TaxWise is suited for firms that are slightly larger (typically fewer than 10 people), have multiple locations, and the commercial segment known for its seasonal business and bank products.
Meanwhile, CCH launched ProSystem fx Scan early last year, which is designed to simplify the handling and organizing of source documents for tax returns.
How it works: Scan orients each page, automatically identifies W-2s, K-1s, brokerage statements and all other tax source documents, and produces a bookmarked PDF file.
Going forward, CCH is working to enable the product to perform data extraction from such source documents as W-2s, creating a direct import into the tax return, explains Stuart Gill, product manager for ProSystem fx Scan. He notes that this next phase is currently in development but will likely be available in the next year.
XCM Solutions, which provides firms with Web-based process automation solutions, does not offer scanning technology for data entry but has teamed up with CCH to help "complete the puzzle" of data entry and workflow. Through the partnership, XCM, the hosted workflow solution provided by XCM Solutions, provides integration with CCH's product suite, including ProSystem fx Scan.
According to XCM president Glen Keenan, such a partnership makes sense for XCM because it enables the company to focus on its core offering: workflow.
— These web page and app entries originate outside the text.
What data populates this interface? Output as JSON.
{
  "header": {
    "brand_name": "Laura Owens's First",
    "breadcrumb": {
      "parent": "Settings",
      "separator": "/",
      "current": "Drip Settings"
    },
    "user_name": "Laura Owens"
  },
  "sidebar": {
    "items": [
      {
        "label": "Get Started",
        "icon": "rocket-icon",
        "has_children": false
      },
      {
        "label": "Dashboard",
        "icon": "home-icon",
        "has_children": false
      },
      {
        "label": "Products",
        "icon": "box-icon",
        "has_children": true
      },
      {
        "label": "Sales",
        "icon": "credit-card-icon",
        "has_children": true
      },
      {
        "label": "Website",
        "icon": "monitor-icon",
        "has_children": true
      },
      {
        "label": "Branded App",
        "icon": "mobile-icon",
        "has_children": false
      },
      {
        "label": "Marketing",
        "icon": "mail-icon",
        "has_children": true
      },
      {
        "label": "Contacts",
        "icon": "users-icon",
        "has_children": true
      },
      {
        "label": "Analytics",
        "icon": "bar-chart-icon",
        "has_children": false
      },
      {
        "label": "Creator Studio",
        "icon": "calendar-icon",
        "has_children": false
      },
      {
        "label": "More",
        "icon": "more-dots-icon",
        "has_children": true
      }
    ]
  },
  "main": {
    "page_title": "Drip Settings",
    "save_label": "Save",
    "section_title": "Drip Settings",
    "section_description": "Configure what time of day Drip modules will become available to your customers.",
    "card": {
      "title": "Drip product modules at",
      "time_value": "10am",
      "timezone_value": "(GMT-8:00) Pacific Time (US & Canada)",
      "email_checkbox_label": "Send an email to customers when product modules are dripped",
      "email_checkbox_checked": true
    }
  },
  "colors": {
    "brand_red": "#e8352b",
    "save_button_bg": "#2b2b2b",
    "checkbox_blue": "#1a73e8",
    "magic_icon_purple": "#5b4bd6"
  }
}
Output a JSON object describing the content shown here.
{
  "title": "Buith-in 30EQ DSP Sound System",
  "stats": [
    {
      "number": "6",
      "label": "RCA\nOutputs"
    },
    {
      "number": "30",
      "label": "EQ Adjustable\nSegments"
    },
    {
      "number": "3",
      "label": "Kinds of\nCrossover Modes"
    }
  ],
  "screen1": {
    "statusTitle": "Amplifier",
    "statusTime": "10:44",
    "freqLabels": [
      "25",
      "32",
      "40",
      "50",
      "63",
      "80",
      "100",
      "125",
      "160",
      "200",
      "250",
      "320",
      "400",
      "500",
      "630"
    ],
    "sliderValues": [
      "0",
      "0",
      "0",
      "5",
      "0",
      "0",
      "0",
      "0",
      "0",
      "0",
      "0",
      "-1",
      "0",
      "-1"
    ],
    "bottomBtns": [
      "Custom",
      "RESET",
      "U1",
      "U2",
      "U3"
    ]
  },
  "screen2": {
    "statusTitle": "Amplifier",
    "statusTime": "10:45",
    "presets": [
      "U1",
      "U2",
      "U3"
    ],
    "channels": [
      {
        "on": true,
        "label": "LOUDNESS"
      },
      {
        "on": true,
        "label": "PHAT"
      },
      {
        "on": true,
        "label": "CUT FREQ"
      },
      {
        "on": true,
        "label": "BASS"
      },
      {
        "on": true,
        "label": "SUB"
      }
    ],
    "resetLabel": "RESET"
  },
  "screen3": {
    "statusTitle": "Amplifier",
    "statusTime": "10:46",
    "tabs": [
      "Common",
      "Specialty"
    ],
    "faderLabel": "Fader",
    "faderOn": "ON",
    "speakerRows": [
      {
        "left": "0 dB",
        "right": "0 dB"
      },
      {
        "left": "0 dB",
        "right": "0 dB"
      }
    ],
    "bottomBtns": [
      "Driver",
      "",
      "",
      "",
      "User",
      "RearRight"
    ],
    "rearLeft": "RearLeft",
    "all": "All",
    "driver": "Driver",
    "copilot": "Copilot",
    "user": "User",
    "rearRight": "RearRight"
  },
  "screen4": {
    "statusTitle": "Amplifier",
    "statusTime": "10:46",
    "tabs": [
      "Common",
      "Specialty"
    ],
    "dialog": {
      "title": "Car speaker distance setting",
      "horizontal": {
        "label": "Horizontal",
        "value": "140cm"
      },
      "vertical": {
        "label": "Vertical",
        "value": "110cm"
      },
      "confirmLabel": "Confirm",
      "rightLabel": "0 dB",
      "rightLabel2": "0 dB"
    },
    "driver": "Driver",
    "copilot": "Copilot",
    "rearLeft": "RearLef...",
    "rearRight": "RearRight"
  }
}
"We are working with them and looking at the industry as a whole to ask, 'Where can we help?'" says Keenan, who notes XCM is open to forming additional partnerships with other tax software vendors.
Firms looking to ease the burden of data entry also can take advantage of Xpitax, an XCM Solutions sister company that provides offshore outsourcing services for the accounting industry through 250 employees in India.
Using both XCM and XCM Outsource as the workflow and communication tool, Xpitax helps firms streamline their tax return and accounting preparation process.